▶ [Problem]: Look over the material for the string "смайлики". Copy every line where it turns up.

▶ [Input data]:
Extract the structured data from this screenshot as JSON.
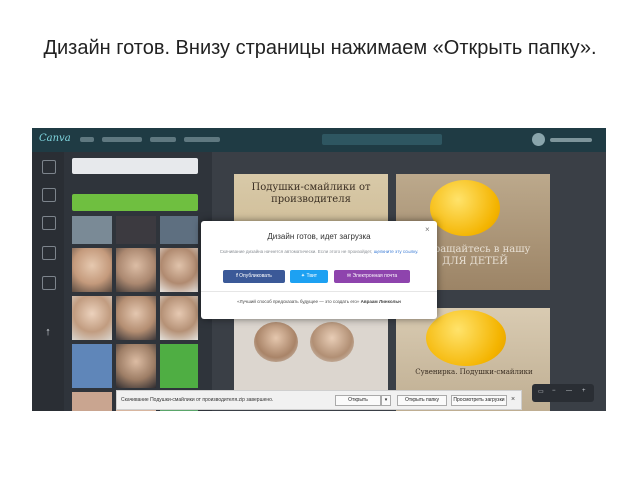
{
  "slide": {
    "title": "Дизайн готов. Внизу страницы нажимаем «Открыть папку»."
  },
  "app": {
    "logo": "Canva",
    "accent_color": "#1f3b44",
    "panel_color": "#2f343b",
    "upload_icon": "arrow-up-icon"
  },
  "canvas": {
    "page1_text": "Подушки-смайлики от производителя",
    "page2_text": "Обращайтесь в нашу ДЛЯ ДЕТЕЙ",
    "page3_text": "Сувенирка. Подушки-смайлики"
  },
  "modal": {
    "title": "Дизайн готов, идет загрузка",
    "close": "×",
    "subtitle": "Скачивание дизайна начнется автоматически. Если этого не произойдет,",
    "subtitle_link": "щелкните эту ссылку.",
    "buttons": {
      "publish": "Опубликовать",
      "tweet": "Твит",
      "email": "Электронная почта"
    },
    "button_colors": {
      "publish": "#3b5998",
      "tweet": "#1da1f2",
      "email": "#8e44ad"
    },
    "quote": "«Лучший способ предсказать будущее — это создать его»",
    "quote_author": "Авраам Линкольн"
  },
  "download_bar": {
    "message": "Скачивание Подушки-смайлики от производителя.zip завершено.",
    "open": "Открыть",
    "open_folder": "Открыть папку",
    "view_downloads": "Просмотреть загрузки",
    "close": "×"
  },
  "zoom": {
    "value": "—"
  }
}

▶ [Solution to this exercise]:
    "page1_text": "Подушки-смайлики от производителя",
    "page3_text": "Сувенирка. Подушки-смайлики"
    "message": "Скачивание Подушки-смайлики от производителя.zip завершено.",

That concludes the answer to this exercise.